Most people think of a mole as a dark brown spot, but moles have a wide range of appearances. At one time, a mole in a certain spot on the cheek of a woman was considered fashionable. These were called “beauty spots” or “beauty marks”. But, not all moles are beautiful. The brown color of a mole is caused by melanocytes, special cells that produce the pigment melanin.
Mostly moles, appear during the first 20 years of life, although some may not appear until later. Sun exposure increases the number of moles, and existing moles may darken. Initially, moles appear as flat and tan like a freckle or can be pink, brown or black in color. Over time, they usually enlarge and some mole may develop dark hair on it and they may be dangerous. As the year's pass, moles may change slowly, becoming more raised and lighter in color. Some will not change at all.
Various studies have concluded that certain types of moles have a greater tendency of becoming cancerous. These moles may turn into a type of skin cancer that is known as malignant melanoma. Melanoma is associated with sun exposure and repeated sunburns increase the chances of melanoma.
Some moles are present at birth in about 1 in 100 people. They are called congenital nevi. There is a greater chance of developing melanoma in such case when compared to the moles which appear later in life.
These moles are larger than average (usually larger than a pencil eraser) and irregular in shape. They mostly have uneven color with dark brown centers and lighter, sometimes reddish, uneven border or black dots at edge. It is important for people with dysplastic nevi to visit a dermatologist regularly as they are more likely to develop malignant melanoma, hence regular check up to identify any changes is a must.
Color change especially around the borders.
These are dark-colored spots on the skin that are not moles. Unlike moles, freckles are rarely larger than the size of a pea, although sometimes they may seem to be large because they blend into one another. Sun exposure is a major cause of the appearance and darkening of freckles. Therefore, freckles are mostly seen in the areas most exposed to the sun such as the face, neck, and upper back. In many cases, it is seen that during winter months freckles may fade completely.
After middle age, a person may acquire other dark areas that are not moles. These appear as brown, wart-like growths generally on the face or trunk and look as if they have been stuck onto the skin. These may be harmless growths.
Multiple small gray-brown spots that may appear on wrists, backs of the hands, forearms, and face could be actinic lentigines. These are often also referred to as 'liver spots’, ‘age spots’ or ‘sunspots’ although they are not associated with liver or age in any way. They are not cancers.
The majority of moles and other blemishes are benign (not-cancerous). But certain moles act differently than other existing moles and that’s when medical intervention is needed. So, if any spot starts changing in terms of size, shape, color, or if it starts bleeding, itching, becoming painful or moles that appear when a person is past 20 yrs of age; they must immediately get in touch with a dermatologist.

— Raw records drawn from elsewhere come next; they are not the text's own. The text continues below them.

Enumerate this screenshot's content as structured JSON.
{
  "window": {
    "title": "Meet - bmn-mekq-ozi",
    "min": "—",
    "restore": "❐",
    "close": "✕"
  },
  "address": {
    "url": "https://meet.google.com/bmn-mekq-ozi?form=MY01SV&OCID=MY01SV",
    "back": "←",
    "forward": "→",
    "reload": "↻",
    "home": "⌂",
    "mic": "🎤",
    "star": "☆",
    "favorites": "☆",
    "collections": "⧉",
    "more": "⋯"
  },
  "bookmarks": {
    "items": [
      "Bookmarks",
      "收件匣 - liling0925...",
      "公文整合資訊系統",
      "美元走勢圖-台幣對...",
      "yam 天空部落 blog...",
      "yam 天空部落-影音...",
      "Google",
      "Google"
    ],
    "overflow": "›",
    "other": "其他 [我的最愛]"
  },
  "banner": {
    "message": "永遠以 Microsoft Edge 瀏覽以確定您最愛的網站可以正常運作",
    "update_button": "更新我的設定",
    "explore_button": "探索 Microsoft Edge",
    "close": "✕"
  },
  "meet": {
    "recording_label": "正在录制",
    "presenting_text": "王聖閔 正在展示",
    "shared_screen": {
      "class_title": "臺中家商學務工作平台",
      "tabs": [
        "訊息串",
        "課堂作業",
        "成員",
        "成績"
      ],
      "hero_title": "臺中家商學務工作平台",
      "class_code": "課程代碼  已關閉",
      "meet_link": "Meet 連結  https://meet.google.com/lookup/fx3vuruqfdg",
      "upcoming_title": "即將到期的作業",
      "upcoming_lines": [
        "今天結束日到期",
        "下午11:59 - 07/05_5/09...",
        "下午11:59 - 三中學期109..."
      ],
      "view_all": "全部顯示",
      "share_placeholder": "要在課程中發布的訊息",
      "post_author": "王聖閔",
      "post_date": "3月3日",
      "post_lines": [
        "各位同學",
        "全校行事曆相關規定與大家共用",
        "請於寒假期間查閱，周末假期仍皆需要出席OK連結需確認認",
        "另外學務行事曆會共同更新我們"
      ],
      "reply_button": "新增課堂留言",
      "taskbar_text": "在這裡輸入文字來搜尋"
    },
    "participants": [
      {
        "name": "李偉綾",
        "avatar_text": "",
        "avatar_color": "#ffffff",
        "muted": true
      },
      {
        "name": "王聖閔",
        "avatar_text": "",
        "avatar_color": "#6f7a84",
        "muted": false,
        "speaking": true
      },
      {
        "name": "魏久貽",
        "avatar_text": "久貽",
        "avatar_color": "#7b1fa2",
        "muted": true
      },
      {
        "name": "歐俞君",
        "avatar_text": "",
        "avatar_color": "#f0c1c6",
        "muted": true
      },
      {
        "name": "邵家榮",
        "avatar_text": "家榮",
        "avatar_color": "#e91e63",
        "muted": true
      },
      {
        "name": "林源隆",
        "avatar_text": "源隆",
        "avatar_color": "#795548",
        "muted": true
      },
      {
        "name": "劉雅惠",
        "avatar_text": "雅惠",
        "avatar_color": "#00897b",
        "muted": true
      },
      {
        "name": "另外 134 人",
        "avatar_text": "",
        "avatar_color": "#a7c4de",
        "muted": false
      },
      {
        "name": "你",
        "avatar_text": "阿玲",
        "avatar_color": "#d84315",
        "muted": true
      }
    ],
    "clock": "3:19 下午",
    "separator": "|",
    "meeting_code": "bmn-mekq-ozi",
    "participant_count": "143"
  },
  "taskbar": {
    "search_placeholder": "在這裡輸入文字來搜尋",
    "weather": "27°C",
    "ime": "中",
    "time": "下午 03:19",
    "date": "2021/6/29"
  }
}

If one notices a mole that does not follow the normal pattern, a dermatologist may be able to assure them that the mole is harmless, or confirm that it is cancerous. The dermatologist may remove the mole or part of it to study it under a microscope which is known as biopsy. If it is found that the mole is cancerous and only a part of it was removed for investigation then the doctor will suggest to remove the entire lesion and an extra margin as a safety measure.
If a person may wish to get rid of moles that are irritating them, or simply because they are unattractive. There are many methods that can be used to remove the mole such as numbing and shaving the mole off, or cutting out the entire lesion and stitching the area closed. These are quick procedures that can be performed in a dermatologist's office.
There are chances that a mole will recur after it is removed. So, if the mole starts to reappear after it has been removed, one must return to the dermatologist for investigation and treatment. Routine check up is advised yearly to monitor the moles. In case of a suspicious mole one must visit the dermatologist 6 monthly for a thorough check up.